More than a simple catalog of events or stale corporate history, Soul
lays bare the life of the modern engineer - the egghead toiling and
tinkering in the basement, forsaking a social life for a technical one.
It's a glimpse into the mysterious motivations, the quiet revelations,
and the spectacular devotions of engineers - and, in particular, of
West. Here is the project's enigmatic, icy leader, the man whom one
engineer calls the "prince of darkness," but who quietly and
deliberately protects his team and his machine. Here is the raw
conflict of a corporate environment, factions clawing for resources as
West shields his crew from the political wars of attrition fought over
every circuit board and mode bit. Here are the power plays, the
passion, and the burnout - the inside tale of how it all unfolded.
Over two decades, Soul has endured as the high tech story by which all
others are judged. "It was the first book to describe the inner
workings of the technology groups,"says Novell CEO Eric Schmidt, "and
it did a good job of getting into the psychology of leadership. The
corporate maneuvering was both fascinating and abhorrent to me."
Soul demanded that followers of technology thereafter see their subject
with a new, astute eye. "I had never read such a book covering the work

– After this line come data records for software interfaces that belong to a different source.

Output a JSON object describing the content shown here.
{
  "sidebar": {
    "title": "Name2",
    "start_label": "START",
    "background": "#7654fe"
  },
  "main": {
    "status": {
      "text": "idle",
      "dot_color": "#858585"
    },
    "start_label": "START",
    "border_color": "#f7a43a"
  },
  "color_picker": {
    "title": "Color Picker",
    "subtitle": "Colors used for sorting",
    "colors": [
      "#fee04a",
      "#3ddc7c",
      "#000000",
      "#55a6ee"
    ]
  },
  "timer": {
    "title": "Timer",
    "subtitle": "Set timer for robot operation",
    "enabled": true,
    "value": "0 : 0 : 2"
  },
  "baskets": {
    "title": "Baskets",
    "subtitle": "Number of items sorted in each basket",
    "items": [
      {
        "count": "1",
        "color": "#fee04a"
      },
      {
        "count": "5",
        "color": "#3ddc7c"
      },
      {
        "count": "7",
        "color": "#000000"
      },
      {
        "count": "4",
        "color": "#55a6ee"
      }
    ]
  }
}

of engineers," says Apple cofounder Steve Wozniak. "The readers got to
'live' with these engineers for a while. It's easy to consider
engineers inhuman and hackers dangerous threats when you don't know
them. I was very sad at the end, that the engineers were not
better-respected and marketing folks here were credited with the
computer." The engineer as artist, scientist, visionary; the computer
builder as protagonist, even celebrity - these cultural figures came
into being in Kidder's Soul and provided a new framework for
understanding the progress of the industry.